• [WHAT YOU SHOULD DO]:
Copy each line that includes the string "image" from the material into your answer.

• [LISTED ENTRIES]:
Start of Block
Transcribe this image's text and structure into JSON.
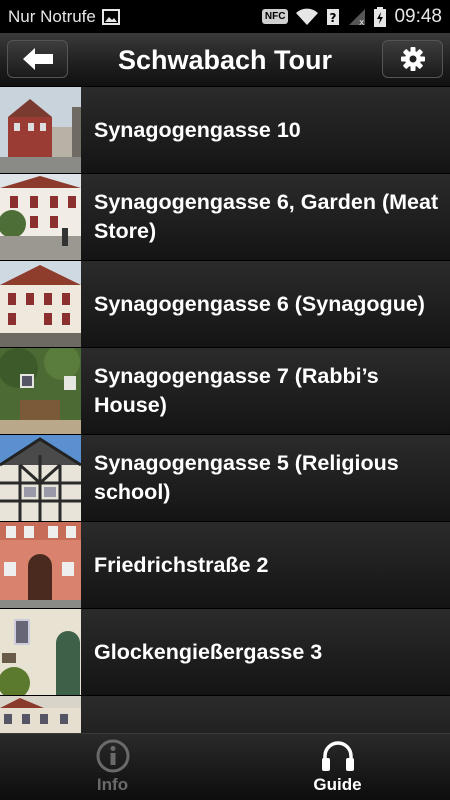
{
  "status_bar": {
    "carrier": "Nur Notrufe",
    "time": "09:48",
    "nfc_label": "NFC",
    "icons": [
      "image-icon",
      "nfc-icon",
      "wifi-icon",
      "sim-unknown-icon",
      "signal-icon",
      "battery-charging-icon"
    ]
  },
  "header": {
    "title": "Schwabach Tour",
    "back_icon": "arrow-left-icon",
    "settings_icon": "gear-icon"
  },
  "list": {
    "items": [
      {
        "label": "Synagogengasse 10"
      },
      {
        "label": "Synagogengasse 6, Garden (Meat Store)"
      },
      {
        "label": "Synagogengasse 6 (Synagogue)"
      },
      {
        "label": "Synagogengasse 7 (Rabbi’s House)"
      },
      {
        "label": "Synagogengasse 5 (Religious school)"
      },
      {
        "label": "Friedrichstraße 2"
      },
      {
        "label": "Glockengießergasse 3"
      },
      {
        "label": ""
      }
    ]
  },
  "tabbar": {
    "tabs": [
      {
        "label": "Info",
        "icon": "info-icon",
        "active": false
      },
      {
        "label": "Guide",
        "icon": "headphones-icon",
        "active": true
      }
    ]
  }
}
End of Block
• [ANSWER BELOW]:
Transcribe this image's text and structure into JSON.
      "image-icon",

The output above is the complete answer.